Black kids don't cry

With every passing SABC weather bulletin, Simon Gear looks more like Graham Hart. Standing that close to all those weather systems does nothing to slow the ageing process, and each time he shaves his hair for the cancer shavathon, a little less grows back.

Regardless, Simon did nothing this morning to explain why the air in Jo’burg is hot and heavy in a way it should only be in Durban.
Or hell. I can’t tell the difference.

The robots are down at the intersection of Empire and Louis Botha. And everywhere else. This is the edge of the city, it’s a weekday morning and it’s a mess. But a quiet one.

A year ago, when this kind of thing didn’t happen all the time, we would’ve gone mad—the low-slung Opel Astra with blacked-out windows, the 1400 Nissan bakkie with the too-tall driver leaning forward in his seat, trying to dry the sweat off the back of his shirt, the taxis, their drivers and the packs of people inside—but now, we are unnaturally calm.

The front edge of Hillbrow looks down on the intersection, shrugs its shoulders and wipes its brow with the back of its hand. Hillbrow has been eating chaos for breakfast for some time now.

I’d be calmer if the guy bleeding in the passenger seat would stop crying like a baby.

About half an hour ago, my friend Daniel took the term “hand blender” too literally and experienced the appliance’s power and push-button convenience in a new and unexpected way. On the thumb of his left hand. Now, the dish towel he’s wrapped around it won’t be good for anything other than mopping up plum juice.

Daniel was watching CNBC Africa while making himself a breakfast smoothie with mango, papaya and flaxseed oil.

A pretty girl in a business shirt cut like a corset explained sulkily that the economy is going to shit. She sashayed aside to make room for a series of graphs that ran so low the TV nearly tipped off the stand.

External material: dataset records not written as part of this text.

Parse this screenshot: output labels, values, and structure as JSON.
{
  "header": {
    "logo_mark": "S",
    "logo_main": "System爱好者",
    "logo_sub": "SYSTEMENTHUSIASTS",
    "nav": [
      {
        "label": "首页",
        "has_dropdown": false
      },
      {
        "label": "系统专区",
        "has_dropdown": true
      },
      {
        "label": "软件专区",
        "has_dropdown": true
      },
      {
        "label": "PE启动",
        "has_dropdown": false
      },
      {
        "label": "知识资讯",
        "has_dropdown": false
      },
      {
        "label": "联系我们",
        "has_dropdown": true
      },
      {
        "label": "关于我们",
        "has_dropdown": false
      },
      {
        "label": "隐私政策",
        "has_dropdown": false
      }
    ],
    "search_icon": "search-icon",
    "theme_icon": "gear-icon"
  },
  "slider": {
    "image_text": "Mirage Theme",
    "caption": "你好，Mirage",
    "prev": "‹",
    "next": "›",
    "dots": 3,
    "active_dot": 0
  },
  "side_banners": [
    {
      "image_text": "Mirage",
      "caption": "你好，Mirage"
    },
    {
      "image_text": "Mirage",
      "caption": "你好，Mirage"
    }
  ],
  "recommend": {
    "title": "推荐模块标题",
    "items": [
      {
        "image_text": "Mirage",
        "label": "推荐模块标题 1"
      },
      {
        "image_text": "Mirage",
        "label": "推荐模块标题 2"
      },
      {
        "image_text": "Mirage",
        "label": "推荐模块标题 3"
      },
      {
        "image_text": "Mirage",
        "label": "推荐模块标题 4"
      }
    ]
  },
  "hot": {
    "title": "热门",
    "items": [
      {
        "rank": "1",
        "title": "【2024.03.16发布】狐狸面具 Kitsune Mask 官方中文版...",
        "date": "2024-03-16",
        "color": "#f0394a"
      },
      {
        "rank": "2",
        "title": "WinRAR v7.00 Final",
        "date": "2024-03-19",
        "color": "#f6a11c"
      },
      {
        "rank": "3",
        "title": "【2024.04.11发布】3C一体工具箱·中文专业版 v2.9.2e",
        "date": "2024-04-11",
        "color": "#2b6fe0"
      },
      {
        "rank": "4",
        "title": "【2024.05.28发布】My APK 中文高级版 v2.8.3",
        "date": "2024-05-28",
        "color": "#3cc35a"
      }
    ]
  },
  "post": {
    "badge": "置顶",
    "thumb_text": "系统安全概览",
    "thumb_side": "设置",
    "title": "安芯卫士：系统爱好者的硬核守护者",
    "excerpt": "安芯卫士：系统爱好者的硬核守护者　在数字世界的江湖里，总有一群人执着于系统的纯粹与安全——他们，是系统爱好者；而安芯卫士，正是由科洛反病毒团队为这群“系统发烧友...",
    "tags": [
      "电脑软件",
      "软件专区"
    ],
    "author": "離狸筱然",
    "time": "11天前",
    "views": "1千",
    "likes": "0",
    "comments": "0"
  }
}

Daniel, an importer who cares very deeply about the relationship betwixt the rand and dollar, was so hypnotised by the glamorous amalgam of breasts and bad news that he noticed too late his thumb had stopped the blades from spinning.

I figure that it’s going to take forever to get to the kind of hospital people-like-us go to, so I head for Johannesburg General. We get there a ruler’s length at a time.

Casualty smells like pee and disinfectant. Red lino floors, neon lights, some of them flickering.

Daniel is taken behind a powder-blue curtain, brown in some places. He tries to swallow his whimpers as he goes. In the far corner, somebody throws up. In the corridor, a doctor snaps at a nurse. Behind the front desk, a nurse snaps at a doctor.

This is not Grey’s Anatomy. This is Dickens does Jozi.

Sister Semelane is a large woman with hair like a helmet and gold-rimmed glasses. If a truck could wear a navy blue cardigan, it might be mistaken for her. Which is why I don’t argue when she tells me very calmly to take a seat next to the nurse’s station. She takes a seat behind it.

That’s when I see the boy a few paces ahead of me on a gurney. Four or five years old in a brown, checked short-sleeve shirt and his underpants. He’s distressed, breathing loudly, but still far less agitated than a kid should be when there’s a bit of femur sticking out of his leg. He looks like a car hit him. I guess one did.

Damn, I cry watching Happy Feet. And not the stoic, manly cry, a single tear running down my cheek. The ugly cry that has me flagging people out of the room, wailing: “Please! I don’t want you to see me this way.”

Recently, Hillary Clinton, in her bid to become leader of the free world, has been crying after losses, after victories, after lunch.

Not this kid.

The doctor, a tall German, says to him: “Josiah, if you don’t help me get this needle into your arm, I’m going to have to poke you twice.”

Josiah takes a deep breath. He stretches his arm out and looks straight ahead.

“That’s a brave little boy,” I say, turning to Sister Semelane.

Haibo,” she says, barely looking up. “Black kids don’t cry.”

Daniel steps out of his cubicle, smiling, a little embarrassed, thumb bandaged and splinted into a permanent thumbs-up.

Client Media Releases

NWU Law Faculty hosts gala dinner
Five ways to use Mobi-gram